Χάλκινη συνάφεια σε σχήμα κεφαλής λεοντής

The attachment is in the form of a lion bust and belongs to a twin movable handle. Its head is attributed to a low relief, framed by the front legs. At the top it has two adjoining rings, through which the movable cylindrical bucket handles passed. With the help of nails at the height of the ears it would be attached to the protruding crown and the vertical wall of the vessel. The posterior surface, in addition to the single notch just below the rings, which embraced the rim, has two more, 1.5 cm long, at eye level and at the bottom it is cut off sharply, leaving the legs seemingly hanging in space.

The anatomical details are rendered in plastic and with engravings. The mane harmoniously crowns the forehead, with embossed flame-shaped hairpins. The semicircle of the crown is completed with large embossed ears. The way of rendering the collar is found in many bronze works of the last quarter of the 6th century BC. Large hemispherical eyelids cover the eye sockets. Concentric arcuate incisions indicate the folds of skin on the muzzle. The toes are also rendered with plasticity.

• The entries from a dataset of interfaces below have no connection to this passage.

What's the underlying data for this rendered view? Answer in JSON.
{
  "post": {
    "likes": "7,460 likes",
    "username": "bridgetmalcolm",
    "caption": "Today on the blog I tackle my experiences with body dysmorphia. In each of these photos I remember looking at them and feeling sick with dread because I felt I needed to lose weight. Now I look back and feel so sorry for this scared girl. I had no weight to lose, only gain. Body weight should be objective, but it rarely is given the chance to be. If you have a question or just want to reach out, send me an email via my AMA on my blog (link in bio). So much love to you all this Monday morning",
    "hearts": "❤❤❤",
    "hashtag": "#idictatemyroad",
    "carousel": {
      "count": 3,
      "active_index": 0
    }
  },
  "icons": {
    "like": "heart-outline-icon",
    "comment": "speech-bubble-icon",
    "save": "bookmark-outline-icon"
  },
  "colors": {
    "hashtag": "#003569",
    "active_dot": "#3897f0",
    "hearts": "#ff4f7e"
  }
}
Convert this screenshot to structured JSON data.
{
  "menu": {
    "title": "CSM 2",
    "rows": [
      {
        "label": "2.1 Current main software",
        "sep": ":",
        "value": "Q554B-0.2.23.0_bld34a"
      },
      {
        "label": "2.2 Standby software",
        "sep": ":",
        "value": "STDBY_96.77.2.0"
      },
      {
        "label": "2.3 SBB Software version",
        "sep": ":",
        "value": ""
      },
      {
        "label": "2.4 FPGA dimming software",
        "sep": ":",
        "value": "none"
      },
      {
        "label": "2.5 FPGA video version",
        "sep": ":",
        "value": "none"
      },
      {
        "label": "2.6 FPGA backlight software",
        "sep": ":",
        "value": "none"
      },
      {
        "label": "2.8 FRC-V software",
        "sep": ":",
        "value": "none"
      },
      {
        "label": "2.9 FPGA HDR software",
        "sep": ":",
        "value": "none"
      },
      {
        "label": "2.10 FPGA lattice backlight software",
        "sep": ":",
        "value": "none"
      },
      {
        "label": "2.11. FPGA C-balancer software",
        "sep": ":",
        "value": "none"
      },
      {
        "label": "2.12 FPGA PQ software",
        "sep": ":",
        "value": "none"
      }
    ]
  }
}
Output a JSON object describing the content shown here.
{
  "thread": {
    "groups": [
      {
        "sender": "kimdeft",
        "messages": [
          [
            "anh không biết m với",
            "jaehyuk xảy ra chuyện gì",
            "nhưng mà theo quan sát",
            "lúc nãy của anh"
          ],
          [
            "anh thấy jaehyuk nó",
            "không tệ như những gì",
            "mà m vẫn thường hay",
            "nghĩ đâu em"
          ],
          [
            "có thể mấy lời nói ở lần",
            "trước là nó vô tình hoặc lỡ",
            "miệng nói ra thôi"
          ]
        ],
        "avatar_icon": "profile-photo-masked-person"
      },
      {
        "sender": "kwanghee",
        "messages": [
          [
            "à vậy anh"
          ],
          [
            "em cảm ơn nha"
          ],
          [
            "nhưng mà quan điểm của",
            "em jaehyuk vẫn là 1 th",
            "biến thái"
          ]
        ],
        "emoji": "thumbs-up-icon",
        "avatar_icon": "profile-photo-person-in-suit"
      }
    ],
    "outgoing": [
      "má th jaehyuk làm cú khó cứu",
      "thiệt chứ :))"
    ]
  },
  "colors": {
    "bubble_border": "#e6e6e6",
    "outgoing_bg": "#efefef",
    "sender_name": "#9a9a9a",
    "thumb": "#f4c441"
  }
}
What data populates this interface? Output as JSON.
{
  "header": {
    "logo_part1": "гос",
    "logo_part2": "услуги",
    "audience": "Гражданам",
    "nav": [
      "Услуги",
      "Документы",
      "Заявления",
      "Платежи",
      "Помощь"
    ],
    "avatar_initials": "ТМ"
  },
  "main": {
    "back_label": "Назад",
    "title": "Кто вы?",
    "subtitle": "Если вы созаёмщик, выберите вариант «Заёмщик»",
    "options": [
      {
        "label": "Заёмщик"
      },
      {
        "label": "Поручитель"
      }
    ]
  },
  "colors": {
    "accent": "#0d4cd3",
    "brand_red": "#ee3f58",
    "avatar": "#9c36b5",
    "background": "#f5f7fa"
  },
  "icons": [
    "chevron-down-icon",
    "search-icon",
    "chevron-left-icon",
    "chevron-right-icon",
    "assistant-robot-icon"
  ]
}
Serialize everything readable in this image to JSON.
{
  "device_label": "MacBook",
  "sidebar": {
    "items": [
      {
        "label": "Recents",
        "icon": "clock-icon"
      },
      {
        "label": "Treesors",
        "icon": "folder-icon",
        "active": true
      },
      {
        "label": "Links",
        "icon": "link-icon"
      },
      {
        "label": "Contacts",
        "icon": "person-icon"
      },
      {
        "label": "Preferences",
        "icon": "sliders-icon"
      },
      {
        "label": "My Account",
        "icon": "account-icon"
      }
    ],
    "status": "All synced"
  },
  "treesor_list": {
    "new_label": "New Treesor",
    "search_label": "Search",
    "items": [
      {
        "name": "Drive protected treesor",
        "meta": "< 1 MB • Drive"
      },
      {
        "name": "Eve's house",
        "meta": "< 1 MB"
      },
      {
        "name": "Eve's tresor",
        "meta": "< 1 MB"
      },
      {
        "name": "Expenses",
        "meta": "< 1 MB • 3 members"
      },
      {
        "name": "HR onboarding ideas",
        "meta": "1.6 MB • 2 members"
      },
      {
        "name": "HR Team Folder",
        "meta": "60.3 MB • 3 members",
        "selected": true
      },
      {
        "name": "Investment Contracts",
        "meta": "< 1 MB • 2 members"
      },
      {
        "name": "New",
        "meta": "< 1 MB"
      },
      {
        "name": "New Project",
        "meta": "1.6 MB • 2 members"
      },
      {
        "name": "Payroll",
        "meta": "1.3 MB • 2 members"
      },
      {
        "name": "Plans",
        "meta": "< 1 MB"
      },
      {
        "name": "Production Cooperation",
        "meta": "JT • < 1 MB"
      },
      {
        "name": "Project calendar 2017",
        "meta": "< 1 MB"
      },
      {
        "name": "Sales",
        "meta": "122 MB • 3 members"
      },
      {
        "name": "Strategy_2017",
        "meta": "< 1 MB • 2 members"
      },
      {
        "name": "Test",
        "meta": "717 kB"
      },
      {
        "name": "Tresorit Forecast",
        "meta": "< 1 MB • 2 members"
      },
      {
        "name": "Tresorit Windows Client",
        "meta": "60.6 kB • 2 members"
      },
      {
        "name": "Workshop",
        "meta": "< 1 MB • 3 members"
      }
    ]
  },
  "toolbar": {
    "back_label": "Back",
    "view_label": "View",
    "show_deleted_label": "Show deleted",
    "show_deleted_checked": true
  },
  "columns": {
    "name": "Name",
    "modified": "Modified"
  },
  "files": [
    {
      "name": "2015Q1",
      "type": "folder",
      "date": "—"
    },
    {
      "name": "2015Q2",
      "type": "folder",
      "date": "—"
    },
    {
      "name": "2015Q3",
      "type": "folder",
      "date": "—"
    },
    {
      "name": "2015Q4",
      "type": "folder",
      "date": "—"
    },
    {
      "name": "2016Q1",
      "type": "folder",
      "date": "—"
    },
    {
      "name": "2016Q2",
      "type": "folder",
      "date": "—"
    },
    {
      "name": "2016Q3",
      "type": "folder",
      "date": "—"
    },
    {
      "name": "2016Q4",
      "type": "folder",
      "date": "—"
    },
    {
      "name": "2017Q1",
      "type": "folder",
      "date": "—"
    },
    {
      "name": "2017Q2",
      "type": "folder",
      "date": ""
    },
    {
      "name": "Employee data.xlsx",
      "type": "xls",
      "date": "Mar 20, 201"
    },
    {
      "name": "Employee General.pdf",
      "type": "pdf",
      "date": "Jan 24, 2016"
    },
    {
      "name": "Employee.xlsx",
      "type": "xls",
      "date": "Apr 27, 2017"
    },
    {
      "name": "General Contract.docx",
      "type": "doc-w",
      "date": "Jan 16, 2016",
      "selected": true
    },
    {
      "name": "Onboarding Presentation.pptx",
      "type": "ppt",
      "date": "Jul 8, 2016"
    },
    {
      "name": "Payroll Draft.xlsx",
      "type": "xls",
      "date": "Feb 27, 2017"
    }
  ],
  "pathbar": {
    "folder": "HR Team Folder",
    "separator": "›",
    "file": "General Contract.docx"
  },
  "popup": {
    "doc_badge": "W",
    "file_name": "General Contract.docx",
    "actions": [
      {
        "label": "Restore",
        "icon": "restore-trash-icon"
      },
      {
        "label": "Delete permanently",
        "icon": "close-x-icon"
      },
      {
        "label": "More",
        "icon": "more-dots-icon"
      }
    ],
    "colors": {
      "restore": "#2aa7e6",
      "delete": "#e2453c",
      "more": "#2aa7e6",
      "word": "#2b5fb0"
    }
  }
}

For its type, the relevance refers to the aforementioned much older than Olympia, as well as to a relevance from Delphi of the mature archaic years. Most of our relevance, however, is found in Le 215 of Olympia (Ol. Forsch. XX, 203, table 33, fig. 13.5) in 500 BC. Apart from the oval contour of the head and the rendering of the anatomical details, the rendering of the fiery plumes of the plume in our affinity and those of the collar in the affinity of Olympia is also related. However, because in this one of the Kanellopoulos Museum the hairdressers are rendered in relief, as well as those of the aforementioned relevance of Delphi, I think that this disputed connection between the other two could be considered a work of a Corinthian workshop and dated to the later 6 ai. e.g. like those of the aforementioned relevance of Delphi, I think, that this connection in question could be placed among the other two, to be considered the work of a Corinthian workshop and to be dated to the late 6th c. e.g. like those of the aforementioned relevance of Delphi, I think, that this connection in question could be placed among the other two, to be considered the work of a Corinthian workshop and to be dated to the late 6th c. e.g.

A. Andreiomenou